• [DESCRIPTION OF THE TASK]
Find the word "title" in the records below. List each line containing it.

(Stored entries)
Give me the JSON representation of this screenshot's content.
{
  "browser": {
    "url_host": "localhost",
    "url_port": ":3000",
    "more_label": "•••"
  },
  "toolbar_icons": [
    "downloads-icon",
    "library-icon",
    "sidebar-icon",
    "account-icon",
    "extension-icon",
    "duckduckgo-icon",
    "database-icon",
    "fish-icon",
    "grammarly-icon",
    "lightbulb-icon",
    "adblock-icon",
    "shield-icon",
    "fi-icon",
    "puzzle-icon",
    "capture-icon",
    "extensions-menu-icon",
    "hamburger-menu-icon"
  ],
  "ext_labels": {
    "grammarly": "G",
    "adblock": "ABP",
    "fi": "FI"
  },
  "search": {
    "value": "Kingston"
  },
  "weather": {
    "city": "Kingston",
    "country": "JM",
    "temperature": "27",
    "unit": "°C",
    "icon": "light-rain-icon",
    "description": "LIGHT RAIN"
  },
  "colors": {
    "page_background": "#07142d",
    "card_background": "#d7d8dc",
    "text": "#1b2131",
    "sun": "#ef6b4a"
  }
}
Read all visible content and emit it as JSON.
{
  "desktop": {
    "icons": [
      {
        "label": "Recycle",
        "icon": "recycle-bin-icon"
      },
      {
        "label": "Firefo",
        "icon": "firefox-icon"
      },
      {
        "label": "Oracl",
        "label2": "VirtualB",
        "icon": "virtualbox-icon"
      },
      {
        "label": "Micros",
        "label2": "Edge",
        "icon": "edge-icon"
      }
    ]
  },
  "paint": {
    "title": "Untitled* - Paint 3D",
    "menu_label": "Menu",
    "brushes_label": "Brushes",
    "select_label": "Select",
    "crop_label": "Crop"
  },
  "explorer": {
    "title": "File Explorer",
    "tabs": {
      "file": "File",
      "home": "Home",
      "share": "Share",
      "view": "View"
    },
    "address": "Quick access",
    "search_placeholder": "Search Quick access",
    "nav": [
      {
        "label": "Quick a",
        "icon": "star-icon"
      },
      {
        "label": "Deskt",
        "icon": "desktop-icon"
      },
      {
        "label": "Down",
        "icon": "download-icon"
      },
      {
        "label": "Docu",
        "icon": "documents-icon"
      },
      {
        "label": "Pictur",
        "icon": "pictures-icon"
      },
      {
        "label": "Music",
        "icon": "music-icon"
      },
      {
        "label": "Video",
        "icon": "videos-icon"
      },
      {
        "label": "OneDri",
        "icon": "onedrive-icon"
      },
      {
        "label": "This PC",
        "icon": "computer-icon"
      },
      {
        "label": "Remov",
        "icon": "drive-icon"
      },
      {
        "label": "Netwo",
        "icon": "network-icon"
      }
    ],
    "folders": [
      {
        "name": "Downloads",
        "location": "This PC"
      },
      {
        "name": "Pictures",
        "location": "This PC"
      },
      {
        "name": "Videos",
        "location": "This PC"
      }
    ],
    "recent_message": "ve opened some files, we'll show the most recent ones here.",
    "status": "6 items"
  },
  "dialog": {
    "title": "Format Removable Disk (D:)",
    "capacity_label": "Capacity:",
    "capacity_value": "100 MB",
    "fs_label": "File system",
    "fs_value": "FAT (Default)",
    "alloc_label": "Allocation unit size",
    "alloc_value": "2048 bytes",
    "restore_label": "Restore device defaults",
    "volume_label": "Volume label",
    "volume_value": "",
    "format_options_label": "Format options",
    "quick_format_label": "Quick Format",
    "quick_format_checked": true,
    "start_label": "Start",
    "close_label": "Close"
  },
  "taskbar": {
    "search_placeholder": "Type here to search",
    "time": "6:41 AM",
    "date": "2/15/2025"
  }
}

• [SOLUTION]
    "title": "Untitled* - Paint 3D",
    "title": "File Explorer",
    "title": "Format Removable Disk (D:)",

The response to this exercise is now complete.